You can draw your own conclusions from your personal lists. Here are some guiding questions for pondering: How many of your personal beliefs are just that - *personal, no matter how "correct" they seem to you and your friends - and how many of them do you wish were mandated universal behavior codes? Can you recall any stories where an individual or leader - even an individual with a ca. 33% approval rating and large following - also wanted to coerce 100% of the population to believe as he believed and do as he did?
Here's a related list exercise, if you want. Grab that favorite pen that makes your hand happy. List all your favorite musicians, artists, writers, filmmakers, explorers, athletes and respectable leaders.
- Would they agree with everything on your previous lists?
- Does that bother you when you actually take the time to think about where you likely don't have the same beliefs? Why or why not?
- Would you want to force them to comply with your beliefs if you could do so simply and legally?
- If you could go back in time and snap your fingers to gently brainwash them into agreeing with your entire lists while they were still young and impressionable, would you like to have that chance?
- If you did that, do you think they'd still grow up to become the musician, artist, writer, filmmaker, explorer, athlete or the same respectable leader you admire or enjoy today? What do you think the hypothetical ramifications of universal dictatorial coercion of polarizing beliefs are? Best case scenario? Worst case scenario?
We're all different. While what you believe may very well be universal truth, it's a different thing entirely to want to forcibly blanket an entire country as large and diverse as the United States of America with your "truth." For example, if it means people literally have to choose between being American and being gay, or having an abortion. No matter how much I appreciate the divine inspiration and intervention with which I believe this nation and it's constitution were founded, that does not mean I or the federal government get to take away the right to choose. Even if I fiercely disagree with how you handled your choice. Live and let live.
Let's pretend for a moment that I felt very strongly about Bill Bryson books and Calvin and Hobbes comics. I think they're great for the human mind and spirit. Very uplifting and edifying. To not even give them a chance is to offend me personally. That doesn't mean I want the Dept. of Education to make them required reading, punishable by a failing grade or a federal tax increase or a fine if you fail to comply. Even if 65% of my fellow Americans agree. Even then. I think you catch my drift and I hope you see the principle behind it.
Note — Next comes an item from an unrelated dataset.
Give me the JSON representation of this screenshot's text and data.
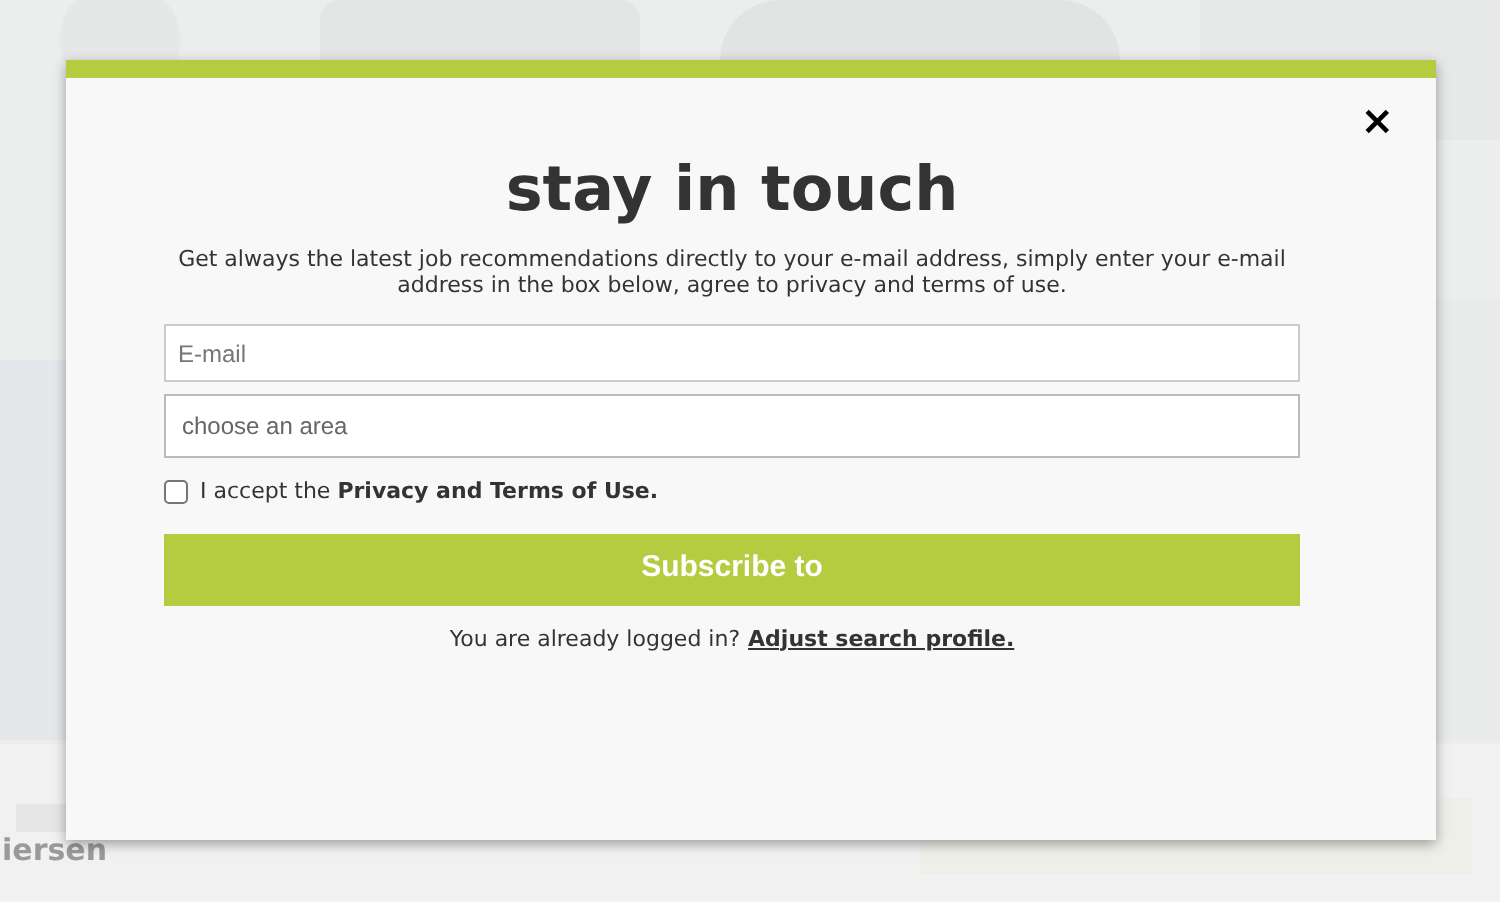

States, counties and cities on the other hand - go for it. Let democracy thrive, even if a polarizing opinion and crippling government regulation prevails every now and then in some communities. And if you can't stand living there after democracy has had its way, you have every right to move to another state, county or city where your neighbors don't make your blood boil (as much as I realize that's quite inconvenient). Or you could, of course, take part in the democratic process (could? or should?) and fight (civilly) for what you think is best for your community. You can even run for office. Who's stopping you?
In the meantime, I invite you to think outside the partisan bases - a place where otherwise good folks wander in and unsuspectingly (or willingly?) have their peripheral vision scratched out by stubborn bigots seeking a false sense of "community" in collective beliefs.
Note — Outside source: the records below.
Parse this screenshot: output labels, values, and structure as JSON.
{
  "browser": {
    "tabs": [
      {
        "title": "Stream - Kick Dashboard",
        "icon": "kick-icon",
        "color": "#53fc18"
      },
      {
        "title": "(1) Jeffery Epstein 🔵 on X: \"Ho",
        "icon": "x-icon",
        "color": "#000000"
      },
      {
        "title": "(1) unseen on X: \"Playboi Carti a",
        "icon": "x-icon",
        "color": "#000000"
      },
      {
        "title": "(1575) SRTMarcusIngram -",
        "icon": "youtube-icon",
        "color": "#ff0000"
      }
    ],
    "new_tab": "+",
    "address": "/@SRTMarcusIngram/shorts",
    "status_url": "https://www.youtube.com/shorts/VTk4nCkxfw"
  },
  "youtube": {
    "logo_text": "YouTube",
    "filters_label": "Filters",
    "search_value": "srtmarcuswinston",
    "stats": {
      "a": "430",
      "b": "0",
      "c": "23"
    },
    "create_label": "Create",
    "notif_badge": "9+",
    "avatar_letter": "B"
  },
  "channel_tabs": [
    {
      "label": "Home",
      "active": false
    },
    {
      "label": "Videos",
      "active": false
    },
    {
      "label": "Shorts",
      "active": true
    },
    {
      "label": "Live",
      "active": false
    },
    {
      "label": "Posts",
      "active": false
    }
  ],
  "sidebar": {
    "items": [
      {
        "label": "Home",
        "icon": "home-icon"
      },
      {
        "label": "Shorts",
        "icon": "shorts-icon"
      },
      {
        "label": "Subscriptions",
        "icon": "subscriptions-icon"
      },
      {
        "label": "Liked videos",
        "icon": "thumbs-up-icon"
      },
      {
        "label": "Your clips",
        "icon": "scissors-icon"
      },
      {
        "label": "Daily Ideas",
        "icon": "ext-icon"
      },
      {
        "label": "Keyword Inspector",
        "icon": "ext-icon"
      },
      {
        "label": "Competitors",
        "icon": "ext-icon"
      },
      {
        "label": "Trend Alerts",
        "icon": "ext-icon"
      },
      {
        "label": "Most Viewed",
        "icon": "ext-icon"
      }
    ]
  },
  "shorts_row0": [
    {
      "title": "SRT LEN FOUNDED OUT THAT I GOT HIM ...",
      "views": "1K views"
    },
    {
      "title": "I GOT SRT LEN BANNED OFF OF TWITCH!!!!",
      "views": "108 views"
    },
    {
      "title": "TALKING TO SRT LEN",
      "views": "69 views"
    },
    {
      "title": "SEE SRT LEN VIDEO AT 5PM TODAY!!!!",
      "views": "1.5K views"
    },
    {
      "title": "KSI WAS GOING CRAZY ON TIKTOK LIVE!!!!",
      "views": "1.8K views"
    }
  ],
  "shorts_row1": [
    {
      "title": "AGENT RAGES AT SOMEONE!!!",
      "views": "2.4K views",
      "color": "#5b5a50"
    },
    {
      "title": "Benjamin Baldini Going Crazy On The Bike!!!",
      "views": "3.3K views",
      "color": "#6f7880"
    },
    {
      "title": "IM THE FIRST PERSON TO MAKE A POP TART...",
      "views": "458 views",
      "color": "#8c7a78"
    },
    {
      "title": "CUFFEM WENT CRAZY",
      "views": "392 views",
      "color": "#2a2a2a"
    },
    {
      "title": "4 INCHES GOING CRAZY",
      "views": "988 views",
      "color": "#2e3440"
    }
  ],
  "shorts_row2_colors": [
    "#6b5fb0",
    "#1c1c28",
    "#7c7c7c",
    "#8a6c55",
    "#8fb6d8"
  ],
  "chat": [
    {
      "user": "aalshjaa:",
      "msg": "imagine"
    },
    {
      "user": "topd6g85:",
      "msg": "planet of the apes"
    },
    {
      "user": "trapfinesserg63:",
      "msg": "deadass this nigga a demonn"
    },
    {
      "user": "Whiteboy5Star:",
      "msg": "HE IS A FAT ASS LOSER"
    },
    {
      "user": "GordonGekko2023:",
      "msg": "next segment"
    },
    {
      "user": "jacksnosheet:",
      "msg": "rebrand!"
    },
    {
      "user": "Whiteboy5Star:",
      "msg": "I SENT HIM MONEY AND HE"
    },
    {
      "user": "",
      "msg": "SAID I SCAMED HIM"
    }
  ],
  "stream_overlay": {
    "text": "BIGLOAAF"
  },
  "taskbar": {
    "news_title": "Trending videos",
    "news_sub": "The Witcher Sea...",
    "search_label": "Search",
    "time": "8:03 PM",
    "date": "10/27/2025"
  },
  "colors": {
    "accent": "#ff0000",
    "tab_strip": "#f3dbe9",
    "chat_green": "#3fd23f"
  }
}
The larger, actual community is at stake. But you won't be able to see that far from a narrow point of view. The very freedom that allows you to participate and scream and yell (or not) is what's at stake.
This is how I'm thinking today. I may learn new things and think otherwise in a week or a year or a decade. Sometimes I chill with the ducky. Sometimes I rock the saxophone. But l'm having a hard time watching others try to do both at the same time.